**Work order**
Your answer should hold every line of the records below that contains the string "JSON".

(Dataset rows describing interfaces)
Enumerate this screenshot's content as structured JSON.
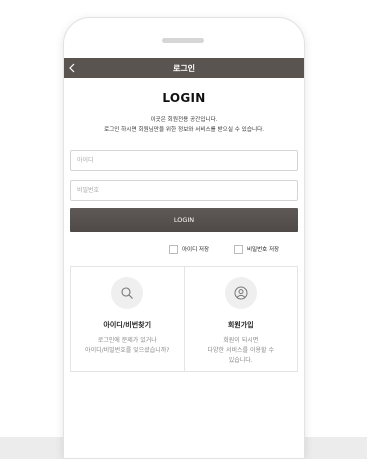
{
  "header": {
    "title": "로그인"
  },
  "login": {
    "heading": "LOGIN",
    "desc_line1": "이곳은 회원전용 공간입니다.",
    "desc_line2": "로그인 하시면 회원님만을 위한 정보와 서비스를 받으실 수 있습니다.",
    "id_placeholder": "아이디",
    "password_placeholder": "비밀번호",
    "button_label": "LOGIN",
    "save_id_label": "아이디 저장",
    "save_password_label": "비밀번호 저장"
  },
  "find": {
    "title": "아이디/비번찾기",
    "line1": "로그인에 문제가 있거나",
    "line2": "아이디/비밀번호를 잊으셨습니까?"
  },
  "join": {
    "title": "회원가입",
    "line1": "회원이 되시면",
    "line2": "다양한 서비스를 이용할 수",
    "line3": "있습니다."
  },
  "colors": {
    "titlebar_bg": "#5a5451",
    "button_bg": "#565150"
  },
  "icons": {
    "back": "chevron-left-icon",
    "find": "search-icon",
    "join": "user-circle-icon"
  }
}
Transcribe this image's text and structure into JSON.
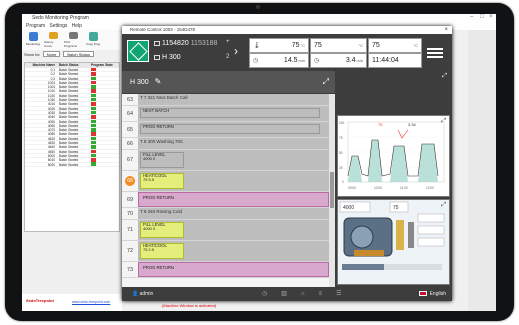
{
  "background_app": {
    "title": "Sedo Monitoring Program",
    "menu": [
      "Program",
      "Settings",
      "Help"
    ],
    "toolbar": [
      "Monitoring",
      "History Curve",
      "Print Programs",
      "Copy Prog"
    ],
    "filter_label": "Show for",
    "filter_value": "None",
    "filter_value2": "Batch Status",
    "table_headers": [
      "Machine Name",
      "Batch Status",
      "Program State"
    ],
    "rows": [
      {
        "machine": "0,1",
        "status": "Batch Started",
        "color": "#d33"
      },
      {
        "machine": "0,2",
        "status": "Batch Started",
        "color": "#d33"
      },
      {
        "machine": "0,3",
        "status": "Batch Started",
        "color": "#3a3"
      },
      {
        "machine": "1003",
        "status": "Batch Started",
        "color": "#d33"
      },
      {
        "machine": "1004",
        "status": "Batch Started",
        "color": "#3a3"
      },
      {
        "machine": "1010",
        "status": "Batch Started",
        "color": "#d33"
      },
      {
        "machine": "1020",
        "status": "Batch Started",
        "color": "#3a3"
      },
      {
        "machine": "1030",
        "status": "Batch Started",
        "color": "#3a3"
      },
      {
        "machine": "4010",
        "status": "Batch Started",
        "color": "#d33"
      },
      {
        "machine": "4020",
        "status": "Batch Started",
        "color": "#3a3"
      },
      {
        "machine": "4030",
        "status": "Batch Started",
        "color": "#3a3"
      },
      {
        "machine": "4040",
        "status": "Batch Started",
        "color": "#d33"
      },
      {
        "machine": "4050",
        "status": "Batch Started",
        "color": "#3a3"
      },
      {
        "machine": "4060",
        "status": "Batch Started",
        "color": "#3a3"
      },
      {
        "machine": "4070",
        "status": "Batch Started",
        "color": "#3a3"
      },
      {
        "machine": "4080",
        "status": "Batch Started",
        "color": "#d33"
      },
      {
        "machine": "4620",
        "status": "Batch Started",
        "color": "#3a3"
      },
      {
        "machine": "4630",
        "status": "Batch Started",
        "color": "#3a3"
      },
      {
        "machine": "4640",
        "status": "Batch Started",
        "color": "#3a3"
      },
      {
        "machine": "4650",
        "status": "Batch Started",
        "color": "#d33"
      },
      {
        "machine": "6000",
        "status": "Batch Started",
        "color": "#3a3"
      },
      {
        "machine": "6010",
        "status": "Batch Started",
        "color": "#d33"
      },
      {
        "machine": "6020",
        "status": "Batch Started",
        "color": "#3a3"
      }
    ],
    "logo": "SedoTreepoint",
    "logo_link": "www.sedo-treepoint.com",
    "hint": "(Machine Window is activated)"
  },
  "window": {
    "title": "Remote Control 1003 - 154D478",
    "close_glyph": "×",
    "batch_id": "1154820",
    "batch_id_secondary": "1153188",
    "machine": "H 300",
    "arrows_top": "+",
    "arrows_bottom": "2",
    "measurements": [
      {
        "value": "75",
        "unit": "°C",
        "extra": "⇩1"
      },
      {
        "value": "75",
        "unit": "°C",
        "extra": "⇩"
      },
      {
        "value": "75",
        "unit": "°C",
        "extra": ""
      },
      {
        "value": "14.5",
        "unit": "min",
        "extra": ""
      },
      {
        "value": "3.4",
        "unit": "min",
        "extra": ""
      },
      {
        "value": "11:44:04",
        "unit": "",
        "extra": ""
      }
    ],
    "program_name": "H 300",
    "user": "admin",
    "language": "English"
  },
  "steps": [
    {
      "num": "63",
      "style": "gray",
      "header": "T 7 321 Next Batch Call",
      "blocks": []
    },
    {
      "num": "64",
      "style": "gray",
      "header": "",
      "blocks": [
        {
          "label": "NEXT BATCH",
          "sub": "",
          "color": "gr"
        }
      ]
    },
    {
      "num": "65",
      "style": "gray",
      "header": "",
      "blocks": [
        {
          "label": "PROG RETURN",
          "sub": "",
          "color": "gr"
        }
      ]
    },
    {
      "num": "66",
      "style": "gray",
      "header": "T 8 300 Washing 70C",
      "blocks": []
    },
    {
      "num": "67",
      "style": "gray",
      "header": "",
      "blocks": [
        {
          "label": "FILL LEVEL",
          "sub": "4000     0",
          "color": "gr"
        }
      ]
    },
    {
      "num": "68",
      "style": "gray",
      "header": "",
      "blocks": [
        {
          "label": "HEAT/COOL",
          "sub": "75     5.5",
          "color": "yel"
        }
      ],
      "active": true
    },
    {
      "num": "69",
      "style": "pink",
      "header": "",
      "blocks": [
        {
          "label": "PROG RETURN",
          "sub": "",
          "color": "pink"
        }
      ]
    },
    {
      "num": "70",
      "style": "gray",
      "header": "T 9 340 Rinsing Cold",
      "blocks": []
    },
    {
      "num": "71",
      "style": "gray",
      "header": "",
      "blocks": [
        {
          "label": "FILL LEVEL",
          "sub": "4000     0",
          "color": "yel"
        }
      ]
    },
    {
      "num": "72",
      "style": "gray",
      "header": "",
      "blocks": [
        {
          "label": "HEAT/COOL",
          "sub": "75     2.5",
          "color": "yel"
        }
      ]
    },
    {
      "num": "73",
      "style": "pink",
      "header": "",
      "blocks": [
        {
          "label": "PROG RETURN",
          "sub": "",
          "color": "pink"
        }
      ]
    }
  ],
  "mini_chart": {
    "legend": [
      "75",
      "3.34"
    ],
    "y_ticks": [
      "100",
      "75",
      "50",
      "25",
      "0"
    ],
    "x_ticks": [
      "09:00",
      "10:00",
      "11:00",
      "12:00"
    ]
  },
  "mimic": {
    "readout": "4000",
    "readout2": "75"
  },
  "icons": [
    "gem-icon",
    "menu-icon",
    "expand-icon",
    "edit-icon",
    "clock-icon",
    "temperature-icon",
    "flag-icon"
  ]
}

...

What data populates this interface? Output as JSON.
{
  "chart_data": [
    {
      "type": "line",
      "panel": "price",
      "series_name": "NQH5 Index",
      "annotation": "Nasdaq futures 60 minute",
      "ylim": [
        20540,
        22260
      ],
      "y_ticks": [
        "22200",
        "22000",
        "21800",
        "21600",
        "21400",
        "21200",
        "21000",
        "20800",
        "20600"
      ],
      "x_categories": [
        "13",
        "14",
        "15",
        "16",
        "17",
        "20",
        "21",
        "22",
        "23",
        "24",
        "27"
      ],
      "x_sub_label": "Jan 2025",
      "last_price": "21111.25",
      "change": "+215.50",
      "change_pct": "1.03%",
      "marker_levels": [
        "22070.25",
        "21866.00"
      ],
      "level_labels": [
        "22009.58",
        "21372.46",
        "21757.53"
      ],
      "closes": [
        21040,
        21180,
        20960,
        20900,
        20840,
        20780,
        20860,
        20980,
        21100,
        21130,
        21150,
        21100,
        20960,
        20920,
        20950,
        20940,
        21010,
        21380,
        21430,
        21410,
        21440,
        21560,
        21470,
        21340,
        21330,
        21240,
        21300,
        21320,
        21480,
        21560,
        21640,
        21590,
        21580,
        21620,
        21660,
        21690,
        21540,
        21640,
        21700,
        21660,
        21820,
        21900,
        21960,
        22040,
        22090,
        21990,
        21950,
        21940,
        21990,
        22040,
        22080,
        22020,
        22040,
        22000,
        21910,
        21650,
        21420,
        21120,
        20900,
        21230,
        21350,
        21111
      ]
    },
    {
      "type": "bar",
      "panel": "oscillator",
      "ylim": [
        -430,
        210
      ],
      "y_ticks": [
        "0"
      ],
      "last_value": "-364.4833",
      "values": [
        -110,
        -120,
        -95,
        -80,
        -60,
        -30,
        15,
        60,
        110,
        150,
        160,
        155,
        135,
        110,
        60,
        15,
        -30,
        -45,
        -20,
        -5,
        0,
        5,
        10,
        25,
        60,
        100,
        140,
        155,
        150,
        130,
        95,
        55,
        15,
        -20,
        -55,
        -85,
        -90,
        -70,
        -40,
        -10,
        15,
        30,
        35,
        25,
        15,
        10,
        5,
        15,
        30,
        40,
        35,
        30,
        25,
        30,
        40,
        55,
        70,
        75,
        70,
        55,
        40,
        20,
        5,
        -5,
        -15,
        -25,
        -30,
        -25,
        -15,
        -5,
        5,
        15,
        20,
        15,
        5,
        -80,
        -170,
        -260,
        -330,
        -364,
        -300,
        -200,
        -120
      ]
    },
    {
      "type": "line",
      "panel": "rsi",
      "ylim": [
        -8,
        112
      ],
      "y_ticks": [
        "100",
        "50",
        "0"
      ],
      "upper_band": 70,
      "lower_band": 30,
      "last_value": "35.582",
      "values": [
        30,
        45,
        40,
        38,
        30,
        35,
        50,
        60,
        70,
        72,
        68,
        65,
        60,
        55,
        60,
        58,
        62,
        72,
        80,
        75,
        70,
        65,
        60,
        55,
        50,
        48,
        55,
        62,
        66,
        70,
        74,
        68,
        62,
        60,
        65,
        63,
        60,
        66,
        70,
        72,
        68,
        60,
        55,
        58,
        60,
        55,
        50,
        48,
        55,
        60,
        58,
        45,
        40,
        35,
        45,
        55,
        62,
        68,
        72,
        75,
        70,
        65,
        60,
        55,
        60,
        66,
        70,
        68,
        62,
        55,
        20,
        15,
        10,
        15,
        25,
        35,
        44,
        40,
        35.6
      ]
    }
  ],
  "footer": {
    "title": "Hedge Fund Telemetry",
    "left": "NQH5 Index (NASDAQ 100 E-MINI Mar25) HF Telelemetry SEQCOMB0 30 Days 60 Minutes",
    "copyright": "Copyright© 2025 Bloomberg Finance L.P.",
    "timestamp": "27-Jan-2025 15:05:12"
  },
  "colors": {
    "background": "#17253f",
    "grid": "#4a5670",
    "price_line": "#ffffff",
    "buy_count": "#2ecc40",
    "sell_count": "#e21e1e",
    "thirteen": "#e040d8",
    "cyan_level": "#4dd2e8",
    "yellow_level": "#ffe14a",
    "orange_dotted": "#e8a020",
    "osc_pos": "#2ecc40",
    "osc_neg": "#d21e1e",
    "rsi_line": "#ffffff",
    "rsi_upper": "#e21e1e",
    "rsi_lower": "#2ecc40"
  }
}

**Output for this task**
Enumerate this screenshot's content as structured JSON.
Transcribe this image's text and structure into JSON.
What data populates this interface? Output as JSON.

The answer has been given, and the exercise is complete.